## TASK TO COMPLETE
Every entry needs to be duplicated exactly.

## AVAILABLE DATA
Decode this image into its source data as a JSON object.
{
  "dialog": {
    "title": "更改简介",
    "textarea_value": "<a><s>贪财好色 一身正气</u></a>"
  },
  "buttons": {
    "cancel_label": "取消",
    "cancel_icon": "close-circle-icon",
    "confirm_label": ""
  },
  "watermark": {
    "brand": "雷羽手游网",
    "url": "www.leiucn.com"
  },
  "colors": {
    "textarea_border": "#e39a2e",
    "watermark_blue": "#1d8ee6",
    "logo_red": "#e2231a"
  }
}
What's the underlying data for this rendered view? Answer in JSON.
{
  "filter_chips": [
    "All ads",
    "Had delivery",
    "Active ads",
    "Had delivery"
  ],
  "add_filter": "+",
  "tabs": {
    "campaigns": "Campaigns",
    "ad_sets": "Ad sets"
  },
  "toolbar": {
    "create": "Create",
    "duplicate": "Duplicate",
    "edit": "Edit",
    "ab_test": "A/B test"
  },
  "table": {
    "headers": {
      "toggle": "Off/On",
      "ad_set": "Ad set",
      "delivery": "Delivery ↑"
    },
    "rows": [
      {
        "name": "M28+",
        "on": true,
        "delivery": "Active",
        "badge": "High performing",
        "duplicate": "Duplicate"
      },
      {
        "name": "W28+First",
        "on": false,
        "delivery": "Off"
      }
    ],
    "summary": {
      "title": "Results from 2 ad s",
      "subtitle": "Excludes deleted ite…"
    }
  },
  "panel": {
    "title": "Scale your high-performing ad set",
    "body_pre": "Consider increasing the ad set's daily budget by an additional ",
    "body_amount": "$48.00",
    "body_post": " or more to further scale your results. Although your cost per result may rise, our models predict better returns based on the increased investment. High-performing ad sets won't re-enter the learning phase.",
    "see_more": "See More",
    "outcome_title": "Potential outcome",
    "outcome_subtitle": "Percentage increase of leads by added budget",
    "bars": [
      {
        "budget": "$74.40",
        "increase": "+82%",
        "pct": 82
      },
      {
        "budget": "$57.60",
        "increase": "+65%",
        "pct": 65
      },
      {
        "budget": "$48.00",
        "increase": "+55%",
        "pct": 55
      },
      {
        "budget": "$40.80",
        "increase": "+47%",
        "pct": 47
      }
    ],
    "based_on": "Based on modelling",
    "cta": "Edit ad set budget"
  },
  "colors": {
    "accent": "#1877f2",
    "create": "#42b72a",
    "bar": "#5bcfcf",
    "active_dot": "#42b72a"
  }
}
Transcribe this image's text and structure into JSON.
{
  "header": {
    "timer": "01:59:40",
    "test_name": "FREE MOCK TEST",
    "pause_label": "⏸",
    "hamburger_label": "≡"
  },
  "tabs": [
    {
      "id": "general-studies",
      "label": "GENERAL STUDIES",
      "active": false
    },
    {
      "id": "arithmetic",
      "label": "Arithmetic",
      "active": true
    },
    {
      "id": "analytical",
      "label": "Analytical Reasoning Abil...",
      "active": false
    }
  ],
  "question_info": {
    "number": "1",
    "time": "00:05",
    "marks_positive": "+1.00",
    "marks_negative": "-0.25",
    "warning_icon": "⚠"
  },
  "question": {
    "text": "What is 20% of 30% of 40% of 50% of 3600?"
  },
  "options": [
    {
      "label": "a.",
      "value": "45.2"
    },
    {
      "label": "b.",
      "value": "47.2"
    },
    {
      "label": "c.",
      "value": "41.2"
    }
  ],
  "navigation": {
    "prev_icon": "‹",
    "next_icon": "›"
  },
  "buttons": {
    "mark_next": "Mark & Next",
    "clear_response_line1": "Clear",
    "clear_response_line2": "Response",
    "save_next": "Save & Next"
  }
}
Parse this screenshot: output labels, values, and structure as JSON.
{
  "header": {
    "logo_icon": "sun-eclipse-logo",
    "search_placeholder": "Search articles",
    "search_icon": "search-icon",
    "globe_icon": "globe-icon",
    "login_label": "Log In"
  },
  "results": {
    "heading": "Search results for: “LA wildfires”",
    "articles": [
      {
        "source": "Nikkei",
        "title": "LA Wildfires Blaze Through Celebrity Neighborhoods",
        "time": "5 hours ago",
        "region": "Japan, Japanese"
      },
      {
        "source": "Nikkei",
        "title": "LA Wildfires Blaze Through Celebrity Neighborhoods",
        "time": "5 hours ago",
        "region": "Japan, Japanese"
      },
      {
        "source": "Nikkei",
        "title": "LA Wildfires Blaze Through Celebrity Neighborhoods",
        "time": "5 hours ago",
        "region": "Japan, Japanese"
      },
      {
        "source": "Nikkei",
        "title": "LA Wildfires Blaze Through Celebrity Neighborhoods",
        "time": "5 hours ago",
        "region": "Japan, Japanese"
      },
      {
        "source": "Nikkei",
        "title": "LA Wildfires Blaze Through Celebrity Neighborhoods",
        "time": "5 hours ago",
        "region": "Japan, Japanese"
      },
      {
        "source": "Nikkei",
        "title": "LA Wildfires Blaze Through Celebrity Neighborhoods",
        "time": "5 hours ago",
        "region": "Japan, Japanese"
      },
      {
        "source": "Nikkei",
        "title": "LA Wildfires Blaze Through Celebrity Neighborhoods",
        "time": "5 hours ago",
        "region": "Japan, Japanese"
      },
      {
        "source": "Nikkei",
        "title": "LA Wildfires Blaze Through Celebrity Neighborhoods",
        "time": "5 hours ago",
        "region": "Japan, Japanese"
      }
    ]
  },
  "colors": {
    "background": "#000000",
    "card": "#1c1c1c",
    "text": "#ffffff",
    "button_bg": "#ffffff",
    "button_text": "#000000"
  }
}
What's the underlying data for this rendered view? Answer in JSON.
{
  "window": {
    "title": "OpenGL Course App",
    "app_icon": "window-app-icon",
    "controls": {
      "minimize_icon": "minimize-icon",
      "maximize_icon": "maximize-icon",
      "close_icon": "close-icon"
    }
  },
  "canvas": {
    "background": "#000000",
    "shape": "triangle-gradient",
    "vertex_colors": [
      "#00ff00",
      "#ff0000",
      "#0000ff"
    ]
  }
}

## REPLY
Decode this image into its source data as a JSON object.
{
  "dialog": {
    "title": "更改简介",
    "textarea_value": "<a><s>贪财好色 一身正气</u></a>"
  },
  "buttons": {
    "cancel_label": "取消",
    "cancel_icon": "close-circle-icon",
    "confirm_label": ""
  },
  "watermark": {
    "brand": "雷羽手游网",
    "url": "www.leiucn.com"
  },
  "colors": {
    "textarea_border": "#e39a2e",
    "watermark_blue": "#1d8ee6",
    "logo_red": "#e2231a"
  }
}
What's the underlying data for this rendered view? Answer in JSON.
{
  "filter_chips": [
    "All ads",
    "Had delivery",
    "Active ads",
    "Had delivery"
  ],
  "add_filter": "+",
  "tabs": {
    "campaigns": "Campaigns",
    "ad_sets": "Ad sets"
  },
  "toolbar": {
    "create": "Create",
    "duplicate": "Duplicate",
    "edit": "Edit",
    "ab_test": "A/B test"
  },
  "table": {
    "headers": {
      "toggle": "Off/On",
      "ad_set": "Ad set",
      "delivery": "Delivery ↑"
    },
    "rows": [
      {
        "name": "M28+",
        "on": true,
        "delivery": "Active",
        "badge": "High performing",
        "duplicate": "Duplicate"
      },
      {
        "name": "W28+First",
        "on": false,
        "delivery": "Off"
      }
    ],
    "summary": {
      "title": "Results from 2 ad s",
      "subtitle": "Excludes deleted ite…"
    }
  },
  "panel": {
    "title": "Scale your high-performing ad set",
    "body_pre": "Consider increasing the ad set's daily budget by an additional ",
    "body_amount": "$48.00",
    "body_post": " or more to further scale your results. Although your cost per result may rise, our models predict better returns based on the increased investment. High-performing ad sets won't re-enter the learning phase.",
    "see_more": "See More",
    "outcome_title": "Potential outcome",
    "outcome_subtitle": "Percentage increase of leads by added budget",
    "bars": [
      {
        "budget": "$74.40",
        "increase": "+82%",
        "pct": 82
      },
      {
        "budget": "$57.60",
        "increase": "+65%",
        "pct": 65
      },
      {
        "budget": "$48.00",
        "increase": "+55%",
        "pct": 55
      },
      {
        "budget": "$40.80",
        "increase": "+47%",
        "pct": 47
      }
    ],
    "based_on": "Based on modelling",
    "cta": "Edit ad set budget"
  },
  "colors": {
    "accent": "#1877f2",
    "create": "#42b72a",
    "bar": "#5bcfcf",
    "active_dot": "#42b72a"
  }
}
Transcribe this image's text and structure into JSON.
{
  "header": {
    "timer": "01:59:40",
    "test_name": "FREE MOCK TEST",
    "pause_label": "⏸",
    "hamburger_label": "≡"
  },
  "tabs": [
    {
      "id": "general-studies",
      "label": "GENERAL STUDIES",
      "active": false
    },
    {
      "id": "arithmetic",
      "label": "Arithmetic",
      "active": true
    },
    {
      "id": "analytical",
      "label": "Analytical Reasoning Abil...",
      "active": false
    }
  ],
  "question_info": {
    "number": "1",
    "time": "00:05",
    "marks_positive": "+1.00",
    "marks_negative": "-0.25",
    "warning_icon": "⚠"
  },
  "question": {
    "text": "What is 20% of 30% of 40% of 50% of 3600?"
  },
  "options": [
    {
      "label": "a.",
      "value": "45.2"
    },
    {
      "label": "b.",
      "value": "47.2"
    },
    {
      "label": "c.",
      "value": "41.2"
    }
  ],
  "navigation": {
    "prev_icon": "‹",
    "next_icon": "›"
  },
  "buttons": {
    "mark_next": "Mark & Next",
    "clear_response_line1": "Clear",
    "clear_response_line2": "Response",
    "save_next": "Save & Next"
  }
}
Parse this screenshot: output labels, values, and structure as JSON.
{
  "header": {
    "logo_icon": "sun-eclipse-logo",
    "search_placeholder": "Search articles",
    "search_icon": "search-icon",
    "globe_icon": "globe-icon",
    "login_label": "Log In"
  },
  "results": {
    "heading": "Search results for: “LA wildfires”",
    "articles": [
      {
        "source": "Nikkei",
        "title": "LA Wildfires Blaze Through Celebrity Neighborhoods",
        "time": "5 hours ago",
        "region": "Japan, Japanese"
      },
      {
        "source": "Nikkei",
        "title": "LA Wildfires Blaze Through Celebrity Neighborhoods",
        "time": "5 hours ago",
        "region": "Japan, Japanese"
      },
      {
        "source": "Nikkei",
        "title": "LA Wildfires Blaze Through Celebrity Neighborhoods",
        "time": "5 hours ago",
        "region": "Japan, Japanese"
      },
      {
        "source": "Nikkei",
        "title": "LA Wildfires Blaze Through Celebrity Neighborhoods",
        "time": "5 hours ago",
        "region": "Japan, Japanese"
      },
      {
        "source": "Nikkei",
        "title": "LA Wildfires Blaze Through Celebrity Neighborhoods",
        "time": "5 hours ago",
        "region": "Japan, Japanese"
      },
      {
        "source": "Nikkei",
        "title": "LA Wildfires Blaze Through Celebrity Neighborhoods",
        "time": "5 hours ago",
        "region": "Japan, Japanese"
      },
      {
        "source": "Nikkei",
        "title": "LA Wildfires Blaze Through Celebrity Neighborhoods",
        "time": "5 hours ago",
        "region": "Japan, Japanese"
      },
      {
        "source": "Nikkei",
        "title": "LA Wildfires Blaze Through Celebrity Neighborhoods",
        "time": "5 hours ago",
        "region": "Japan, Japanese"
      }
    ]
  },
  "colors": {
    "background": "#000000",
    "card": "#1c1c1c",
    "text": "#ffffff",
    "button_bg": "#ffffff",
    "button_text": "#000000"
  }
}
What's the underlying data for this rendered view? Answer in JSON.
{
  "window": {
    "title": "OpenGL Course App",
    "app_icon": "window-app-icon",
    "controls": {
      "minimize_icon": "minimize-icon",
      "maximize_icon": "maximize-icon",
      "close_icon": "close-icon"
    }
  },
  "canvas": {
    "background": "#000000",
    "shape": "triangle-gradient",
    "vertex_colors": [
      "#00ff00",
      "#ff0000",
      "#0000ff"
    ]
  }
}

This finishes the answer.